[Interface dataset entries]
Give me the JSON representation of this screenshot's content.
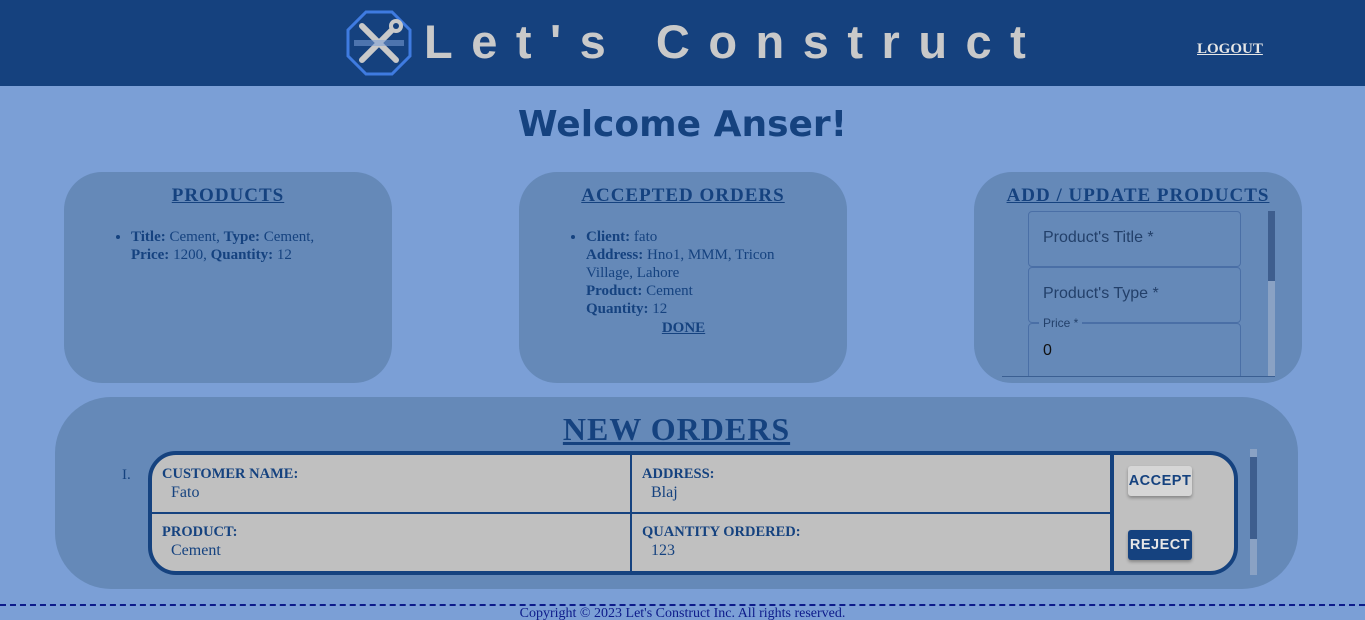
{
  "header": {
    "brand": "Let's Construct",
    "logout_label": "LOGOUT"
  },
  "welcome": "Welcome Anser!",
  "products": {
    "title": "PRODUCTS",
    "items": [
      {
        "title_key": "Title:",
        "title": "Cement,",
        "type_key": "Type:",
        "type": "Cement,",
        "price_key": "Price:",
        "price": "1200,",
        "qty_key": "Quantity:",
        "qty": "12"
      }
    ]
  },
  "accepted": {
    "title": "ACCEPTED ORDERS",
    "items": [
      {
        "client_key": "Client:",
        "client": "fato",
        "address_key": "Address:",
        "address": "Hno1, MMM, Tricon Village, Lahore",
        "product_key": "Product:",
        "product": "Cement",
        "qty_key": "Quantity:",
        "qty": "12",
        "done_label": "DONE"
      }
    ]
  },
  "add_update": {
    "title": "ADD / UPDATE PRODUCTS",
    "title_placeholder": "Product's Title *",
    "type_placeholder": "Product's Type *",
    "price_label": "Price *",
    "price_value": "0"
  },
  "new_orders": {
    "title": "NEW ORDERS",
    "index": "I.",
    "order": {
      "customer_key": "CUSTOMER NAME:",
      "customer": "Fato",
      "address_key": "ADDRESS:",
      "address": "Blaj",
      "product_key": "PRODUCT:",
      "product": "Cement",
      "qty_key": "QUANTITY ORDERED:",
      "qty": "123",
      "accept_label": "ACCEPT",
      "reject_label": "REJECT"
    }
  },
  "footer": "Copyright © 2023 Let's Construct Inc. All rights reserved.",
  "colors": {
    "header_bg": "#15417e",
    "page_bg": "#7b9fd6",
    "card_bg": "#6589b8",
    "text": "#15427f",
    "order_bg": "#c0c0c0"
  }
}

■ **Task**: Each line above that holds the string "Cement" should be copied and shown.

■ **Reply to the exercise**:
        "title": "Cement,",
        "type": "Cement,",
        "product": "Cement",
      "product": "Cement",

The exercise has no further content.